Items from an interface collection:
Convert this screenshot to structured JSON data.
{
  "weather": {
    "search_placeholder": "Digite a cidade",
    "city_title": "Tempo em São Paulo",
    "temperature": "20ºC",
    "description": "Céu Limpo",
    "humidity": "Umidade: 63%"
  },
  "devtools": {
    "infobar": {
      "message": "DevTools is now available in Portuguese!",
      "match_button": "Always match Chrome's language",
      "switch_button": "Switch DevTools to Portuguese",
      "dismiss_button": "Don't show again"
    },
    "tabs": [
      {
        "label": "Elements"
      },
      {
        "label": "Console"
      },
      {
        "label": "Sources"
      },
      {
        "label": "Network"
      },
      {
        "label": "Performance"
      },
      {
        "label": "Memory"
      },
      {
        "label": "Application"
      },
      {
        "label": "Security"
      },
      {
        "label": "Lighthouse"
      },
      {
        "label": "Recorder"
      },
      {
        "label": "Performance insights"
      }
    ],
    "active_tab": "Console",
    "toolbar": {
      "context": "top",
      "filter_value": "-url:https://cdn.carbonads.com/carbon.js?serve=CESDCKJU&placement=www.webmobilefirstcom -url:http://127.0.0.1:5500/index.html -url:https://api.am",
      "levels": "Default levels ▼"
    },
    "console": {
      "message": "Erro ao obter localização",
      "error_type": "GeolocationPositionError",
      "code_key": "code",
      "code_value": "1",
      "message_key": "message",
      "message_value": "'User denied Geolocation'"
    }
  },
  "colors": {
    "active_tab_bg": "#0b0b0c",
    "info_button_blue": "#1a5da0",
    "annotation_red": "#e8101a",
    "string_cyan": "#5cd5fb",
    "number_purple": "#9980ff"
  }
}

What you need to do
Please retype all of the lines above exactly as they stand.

Problem solution
Convert this screenshot to structured JSON data.
{
  "weather": {
    "search_placeholder": "Digite a cidade",
    "city_title": "Tempo em São Paulo",
    "temperature": "20ºC",
    "description": "Céu Limpo",
    "humidity": "Umidade: 63%"
  },
  "devtools": {
    "infobar": {
      "message": "DevTools is now available in Portuguese!",
      "match_button": "Always match Chrome's language",
      "switch_button": "Switch DevTools to Portuguese",
      "dismiss_button": "Don't show again"
    },
    "tabs": [
      {
        "label": "Elements"
      },
      {
        "label": "Console"
      },
      {
        "label": "Sources"
      },
      {
        "label": "Network"
      },
      {
        "label": "Performance"
      },
      {
        "label": "Memory"
      },
      {
        "label": "Application"
      },
      {
        "label": "Security"
      },
      {
        "label": "Lighthouse"
      },
      {
        "label": "Recorder"
      },
      {
        "label": "Performance insights"
      }
    ],
    "active_tab": "Console",
    "toolbar": {
      "context": "top",
      "filter_value": "-url:https://cdn.carbonads.com/carbon.js?serve=CESDCKJU&placement=www.webmobilefirstcom -url:http://127.0.0.1:5500/index.html -url:https://api.am",
      "levels": "Default levels ▼"
    },
    "console": {
      "message": "Erro ao obter localização",
      "error_type": "GeolocationPositionError",
      "code_key": "code",
      "code_value": "1",
      "message_key": "message",
      "message_value": "'User denied Geolocation'"
    }
  },
  "colors": {
    "active_tab_bg": "#0b0b0c",
    "info_button_blue": "#1a5da0",
    "annotation_red": "#e8101a",
    "string_cyan": "#5cd5fb",
    "number_purple": "#9980ff"
  }
}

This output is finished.